Crime is not a great problem in Rwanda, but you still need to be aware and exercise caution as with anywhere in the world. Don’t walk around lonely back streets on your own, don’t wear expensive looking jewellery or a classy watch and don’t carry a wallet in your back pocket. Don’t carry your camera openly; always have it in a small day pack which is firmly attached to your body, preferably in the front in crowded places. Always wear a money belt or leave your valuables, including your passport, in the hotel security box.
Caution should be taken when taking photos in and around the city. Locals should always be asked prior to taking a photo and it is not uncommon for them to ask for a small donation. Never take photos of police, military personal or buildings. The same goes for any government buildings, banks, post offices or the railway station.

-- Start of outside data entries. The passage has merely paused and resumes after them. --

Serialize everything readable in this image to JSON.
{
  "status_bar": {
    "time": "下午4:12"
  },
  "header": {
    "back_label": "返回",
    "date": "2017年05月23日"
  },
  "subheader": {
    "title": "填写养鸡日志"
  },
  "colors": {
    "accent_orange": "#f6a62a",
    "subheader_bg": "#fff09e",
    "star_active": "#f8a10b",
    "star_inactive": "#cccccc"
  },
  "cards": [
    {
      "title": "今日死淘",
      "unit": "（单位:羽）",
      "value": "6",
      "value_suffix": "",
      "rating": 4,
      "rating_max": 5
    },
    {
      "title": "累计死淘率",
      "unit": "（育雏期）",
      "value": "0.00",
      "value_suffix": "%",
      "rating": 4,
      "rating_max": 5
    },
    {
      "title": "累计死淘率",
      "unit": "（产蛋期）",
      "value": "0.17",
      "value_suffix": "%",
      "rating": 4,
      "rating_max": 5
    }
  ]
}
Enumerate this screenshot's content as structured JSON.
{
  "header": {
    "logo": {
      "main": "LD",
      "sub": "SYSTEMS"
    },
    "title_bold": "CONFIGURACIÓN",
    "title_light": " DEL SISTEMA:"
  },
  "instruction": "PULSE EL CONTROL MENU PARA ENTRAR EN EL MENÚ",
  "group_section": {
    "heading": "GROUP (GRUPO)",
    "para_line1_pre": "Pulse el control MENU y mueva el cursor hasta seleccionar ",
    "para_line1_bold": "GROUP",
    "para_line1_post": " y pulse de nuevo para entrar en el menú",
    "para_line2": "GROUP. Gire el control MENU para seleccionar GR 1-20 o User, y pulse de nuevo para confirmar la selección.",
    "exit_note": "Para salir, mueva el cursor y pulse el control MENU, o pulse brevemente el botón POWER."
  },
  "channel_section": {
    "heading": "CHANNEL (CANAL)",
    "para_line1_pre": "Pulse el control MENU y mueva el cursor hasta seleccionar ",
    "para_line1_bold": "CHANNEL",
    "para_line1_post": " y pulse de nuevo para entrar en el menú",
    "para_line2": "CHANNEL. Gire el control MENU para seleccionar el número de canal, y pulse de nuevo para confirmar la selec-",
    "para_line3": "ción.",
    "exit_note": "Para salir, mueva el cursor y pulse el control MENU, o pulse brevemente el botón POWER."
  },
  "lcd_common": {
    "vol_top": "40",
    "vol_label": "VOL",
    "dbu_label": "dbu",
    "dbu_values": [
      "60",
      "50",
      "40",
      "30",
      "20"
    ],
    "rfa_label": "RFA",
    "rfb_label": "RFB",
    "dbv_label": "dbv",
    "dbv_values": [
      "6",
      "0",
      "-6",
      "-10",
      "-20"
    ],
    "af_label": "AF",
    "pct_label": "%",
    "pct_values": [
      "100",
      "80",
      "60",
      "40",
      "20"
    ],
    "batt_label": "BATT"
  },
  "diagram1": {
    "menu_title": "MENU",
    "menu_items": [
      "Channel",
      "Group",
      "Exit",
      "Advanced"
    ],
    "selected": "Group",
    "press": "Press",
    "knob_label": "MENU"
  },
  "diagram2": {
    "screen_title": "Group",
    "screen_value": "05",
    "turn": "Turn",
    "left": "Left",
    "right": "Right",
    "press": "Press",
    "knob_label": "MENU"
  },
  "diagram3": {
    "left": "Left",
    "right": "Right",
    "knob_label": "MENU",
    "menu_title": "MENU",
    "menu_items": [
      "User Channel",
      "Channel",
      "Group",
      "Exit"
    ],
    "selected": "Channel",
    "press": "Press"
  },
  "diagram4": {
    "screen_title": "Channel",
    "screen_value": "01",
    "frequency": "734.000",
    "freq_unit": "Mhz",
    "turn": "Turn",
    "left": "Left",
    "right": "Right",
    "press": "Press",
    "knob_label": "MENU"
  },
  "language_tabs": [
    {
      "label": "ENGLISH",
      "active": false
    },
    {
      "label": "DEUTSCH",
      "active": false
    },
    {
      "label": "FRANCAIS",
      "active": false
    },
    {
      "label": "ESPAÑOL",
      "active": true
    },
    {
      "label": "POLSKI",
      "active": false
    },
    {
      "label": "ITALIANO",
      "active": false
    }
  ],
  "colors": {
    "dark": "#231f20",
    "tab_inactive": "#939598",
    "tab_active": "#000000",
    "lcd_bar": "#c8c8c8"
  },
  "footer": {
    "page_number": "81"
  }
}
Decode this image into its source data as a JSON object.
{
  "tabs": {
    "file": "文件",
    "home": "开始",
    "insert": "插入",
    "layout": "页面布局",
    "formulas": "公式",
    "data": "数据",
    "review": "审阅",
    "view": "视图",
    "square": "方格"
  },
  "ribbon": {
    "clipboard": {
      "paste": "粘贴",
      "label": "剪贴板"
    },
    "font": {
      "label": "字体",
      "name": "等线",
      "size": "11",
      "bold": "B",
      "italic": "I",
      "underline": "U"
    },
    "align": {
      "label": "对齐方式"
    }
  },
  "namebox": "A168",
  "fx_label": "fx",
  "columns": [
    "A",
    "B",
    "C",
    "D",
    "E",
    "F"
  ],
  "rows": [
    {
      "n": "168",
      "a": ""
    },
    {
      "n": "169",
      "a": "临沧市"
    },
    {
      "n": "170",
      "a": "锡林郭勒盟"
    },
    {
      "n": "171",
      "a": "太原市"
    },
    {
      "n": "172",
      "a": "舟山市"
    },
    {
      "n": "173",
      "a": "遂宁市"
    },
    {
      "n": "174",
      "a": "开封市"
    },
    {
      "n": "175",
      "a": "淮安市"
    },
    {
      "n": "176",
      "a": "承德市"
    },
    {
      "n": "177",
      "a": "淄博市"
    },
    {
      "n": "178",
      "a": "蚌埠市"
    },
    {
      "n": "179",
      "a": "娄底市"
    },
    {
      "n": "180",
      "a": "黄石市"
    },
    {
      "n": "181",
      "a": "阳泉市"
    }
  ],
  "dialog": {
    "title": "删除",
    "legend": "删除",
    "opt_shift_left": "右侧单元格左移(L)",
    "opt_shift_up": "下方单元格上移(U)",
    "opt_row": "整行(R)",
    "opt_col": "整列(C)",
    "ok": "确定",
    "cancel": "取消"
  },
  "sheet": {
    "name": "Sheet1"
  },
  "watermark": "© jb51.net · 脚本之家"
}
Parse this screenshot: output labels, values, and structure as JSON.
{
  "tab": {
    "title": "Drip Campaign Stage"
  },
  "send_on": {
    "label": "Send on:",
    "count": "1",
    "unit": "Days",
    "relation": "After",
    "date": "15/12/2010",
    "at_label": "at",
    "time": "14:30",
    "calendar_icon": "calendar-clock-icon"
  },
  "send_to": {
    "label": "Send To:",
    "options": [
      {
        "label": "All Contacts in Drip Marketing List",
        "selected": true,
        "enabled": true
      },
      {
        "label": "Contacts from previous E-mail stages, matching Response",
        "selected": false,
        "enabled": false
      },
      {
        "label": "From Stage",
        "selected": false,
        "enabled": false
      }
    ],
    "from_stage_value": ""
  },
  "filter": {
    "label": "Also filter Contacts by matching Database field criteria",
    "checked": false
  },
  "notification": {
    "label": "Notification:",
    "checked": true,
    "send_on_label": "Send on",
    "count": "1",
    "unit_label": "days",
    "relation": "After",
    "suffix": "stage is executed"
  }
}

Local food and drink
Most meals are included when camping and lunch is usually included on travelling days in the truck. When staying in hotels or hostels, all meals are at your own expense. As a guideline a simple snack (e.g. a sandwich) can cost as little as US$2.5 and a light meal will cost around US$4-8.
Outside major towns, the food varies little from that found in Uganda. One difference though, is the influence that the Belgians had on the culture while they where ruling the country. Today in Kigali, some of the bakeries have re-opened after the genocide and French bread and pastries are now becoming available again.
In Ruhengeri, the Muhanbura Hotel does an excellent whole grilled chicken with pomme frites (with mayonnaise of course – this being started by the Belgians) and coleslaw for about US$10.
If you are a strict vegetarian you may experience a distinct lack of variety in the food available, especially in small towns. You might find that you are eating a lot of omelettes and other egg dishes. Our tour leaders will do their best to provide interesting vegetarian alternatives when arranging group meals in the campsite, but your patience and understanding is requested.
All drinks such as water, soft or alcoholic drinks are at your own expense at all times. The following is a guideline for drinks bought at the campsites that we use. If bought from shops in the street, prices are likely to be cheaper, but in restaurants and hotels can sometimes be more than double the prices specified below.
1 litre of water -US$1.50
30cl bottle of soft drink -US$0.80
50cl bottle of beer -US$2.00
(All glass bottles taken away from shops in Rwanda will have a deposit added on which varies.)
You should be wary of drinking the local tap water. Bottled water, carbonated soft drinks and fruit juices are widely available and are generally safe to drink.
Most of the campsites / hostels that we use have bars or serve alcoholic drinks. If there is not a bar at the campsite / hostel then there is sure to be one within walking distance. Beware of imported spirits as they are very expensive, so always ask for the local equivalent spirit if you want to remain within your budget.
There are various brands of beers found only in Rwanda including Primus and Muitzig.
GMT/UTC +2. For other time differences please visit www.timeanddate.com
220 volts. Sockets are either three pin, rectangular.